Years later my wife, Peggy and I became foster parents. We only accepted toddlers. Our first child was Terry. Terry fit right in with our three children. He had allergies, he had brown hair and brown eyes. Almost everywhere we took him we drew stares. Terry was African-American and in mid-seventies America, a small black child in a white-bread household caught the attention of most people. In our extended family he was also welcomed. It was funny watching Terry sitting on the knee of Peg’s Senior Master Sargant U.S. Air Force retired, father. When it was time for his first hair-cut we took him to a a barbershop on 19th and South K Street (now MLK Boulevard). Eventually, Terry’s young mother finished school and was able to take him home. It nearly broke our hearts.
The story of America is a little more complicated. but perhaps not that far off the mark. Over a hundred and fifty years ago, Chinese immigrants came to America. Love did not conquer all. They were tolerated and exploited, but not ever really accepted. The west coast erupted in violence.
Headline and Article:
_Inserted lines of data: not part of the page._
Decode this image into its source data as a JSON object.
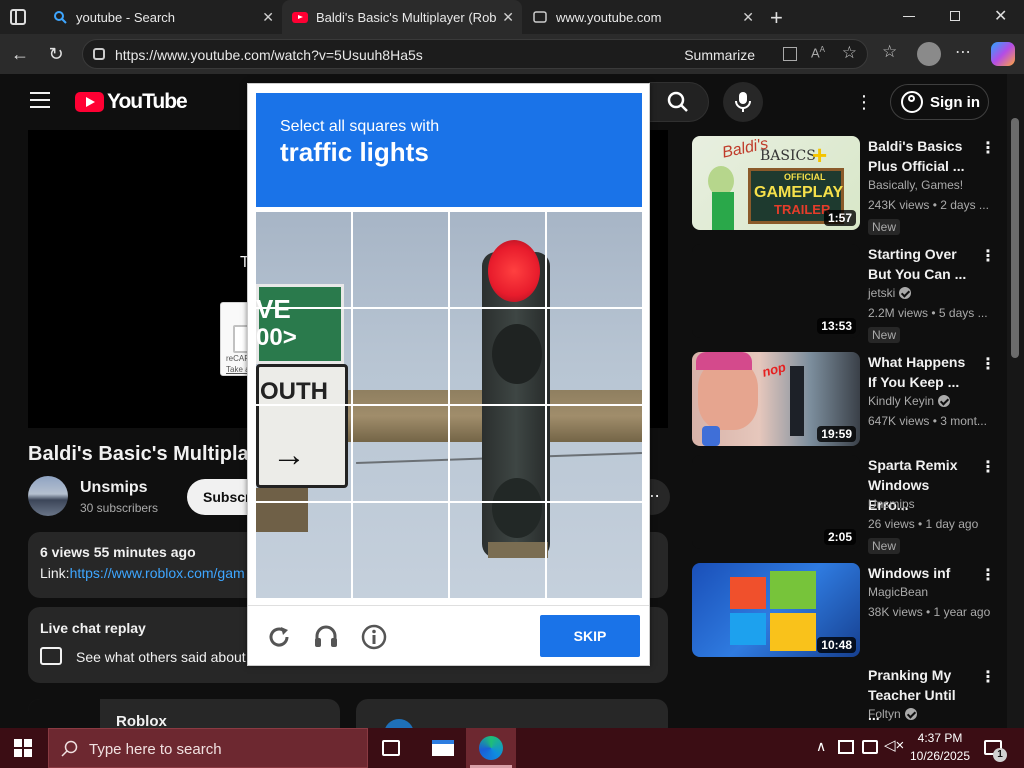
{
  "browser": {
    "tabs": [
      {
        "title": "youtube - Search"
      },
      {
        "title": "Baldi's Basic's Multiplayer (Roblox"
      },
      {
        "title": "www.youtube.com"
      }
    ],
    "url": "https://www.youtube.com/watch?v=5Usuuh8Ha5s",
    "summarize_label": "Summarize"
  },
  "youtube": {
    "logo_text": "YouTube",
    "signin_label": "Sign in",
    "player_text": "To c",
    "recaptcha_label": "reCAPTCHA",
    "recaptcha_action": "Take action",
    "video_title": "Baldi's Basic's Multiplayer",
    "channel": {
      "name": "Unsmips",
      "subs": "30 subscribers",
      "subscribe_label": "Subscr"
    },
    "description": {
      "meta": "6 views  55 minutes ago",
      "link_prefix": "Link:",
      "link_text": "https://www.roblox.com/gam"
    },
    "chat": {
      "title": "Live chat replay",
      "text": "See what others said about"
    },
    "card_title": "Roblox",
    "recommendations": [
      {
        "title": "Baldi's Basics Plus Official ...",
        "channel": "Basically, Games!",
        "verified": false,
        "stats": "243K views • 2 days ...",
        "new": "New",
        "duration": "1:57",
        "thumb_title": "Baldi's",
        "thumb_plus": "BASICS",
        "thumb_gameplay": "GAMEPLAY",
        "thumb_official": "OFFICIAL",
        "thumb_trailer": "TRAILER"
      },
      {
        "title": "Starting Over But You Can ...",
        "channel": "jetski",
        "verified": true,
        "stats": "2.2M views • 5 days ...",
        "new": "New",
        "duration": "13:53"
      },
      {
        "title": "What Happens If You Keep ...",
        "channel": "Kindly Keyin",
        "verified": true,
        "stats": "647K views • 3 mont...",
        "new": "",
        "duration": "19:59",
        "thumb_text": "nop"
      },
      {
        "title": "Sparta Remix Windows Erro...",
        "channel": "Unsmips",
        "verified": false,
        "stats": "26 views • 1 day ago",
        "new": "New",
        "duration": "2:05"
      },
      {
        "title": "Windows inf",
        "channel": "MagicBean",
        "verified": false,
        "stats": "38K views • 1 year ago",
        "new": "",
        "duration": "10:48"
      },
      {
        "title": "Pranking My Teacher Until ...",
        "channel": "Foltyn",
        "verified": true,
        "stats": "",
        "new": "",
        "duration": ""
      }
    ]
  },
  "captcha": {
    "instruction": "Select all squares with",
    "target": "traffic lights",
    "skip_label": "SKIP",
    "sign_line1": "VE",
    "sign_line2": "00>",
    "sign_south": "OUTH"
  },
  "taskbar": {
    "search_placeholder": "Type here to search",
    "time": "4:37 PM",
    "date": "10/26/2025",
    "notification_count": "1"
  },
  "colors": {
    "youtube_red": "#ff0033",
    "captcha_blue": "#1a73e8",
    "taskbar_bg": "#3b0d14"
  }
}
“Tacoma expels the entire Chinese community on November 3, 1885. – On November 3, 1885, a mob, including many of Tacoma’s leading citizens, marches on the city’s Chinese community and forces everyone out of their houses and out of town. Tacoma mayor Jacob Robert Weisbach has deemed the Chinese “a curse” and a ‘filthy horde.’ The Tacoma Ledger and its editor Jack Comerford, the carpenters’ union, and many workers and business people have spewed racist rhetoric against the Chinese for months. Mass meetings inflame the hatred and the few dissenters, most notably Ezra Meeker and the Reverend W. D. McFarland, are ineffectual against it. The Chinese community has been given a deadline to get out by November 3. In reaction to the threats, about 150 frightened Chinese persons leave Tacoma before the deadline. The mob herds another 200 out on November 3. They lose their homes and most of their possessions, and they will not return. More than a century later, in 1993, the Tacoma City Council will pass a resolution to make amends and to apologize for the former city leaders’ actions.”
The Chinese were marched out to the suburban railway station in Lakeview (now Lakewood). 27 Tacoma citizens were indicted on felony conspiracy charges related to the Chinese expulsion. None of them were ultimately convicted.
Acceptance and reconciliation have turned into welcome with the Chinese Reconciliation Project Foundation. The Chinese Reconciliation Project Foundation (CRPF) is a nonprofit organization that advances civic harmony by way of the Tacoma Chinese Reconciliation Park along the Commencement Bay waterfront close to Old Town where the Chinese lived. The park provides a place for contemplation but also renewal. Children can run and play, family and friends can exchange ideas, and all can be mindful of the interconnectedness of peoples. The park is quickly becoming the county’s most visited sites by residents and tourists alike.
The Chinese garden motif allows the park to stand both as an acknowledgment of the expulsion of the Chinese population of the City of Tacoma and as a celebration of the city’s multicultural past, present, and future. The park is an act of reconciliation and inclusivity toward appreciation of the people of diverse legacies and interests who are part of the city as a dynamic community.
The annual CRPF dinner is an event you don’t want to miss. Join us, Saturday June 2nd at 5 p.m. for the 2018 Annual Auction & Dinner! Enjoy great food, beer, and wine with friends, learn more about the Chinese Reconciliation Project Foundation and exciting new plans for the park. You will be entertained by the Tacoma Refugee Choir and stories of acceptance and welcome.
A wonderful Chinese dinner is planned and served family style at the Ming Palace – 8736 S. Hosmer St., Tacoma, WA 98444.
There will be special event type auction items up for bid . . . interesting people to meet . . . and wonderful entertainment.
For more information visit www.tacomachinesepark.org/community/events/annual-dinner/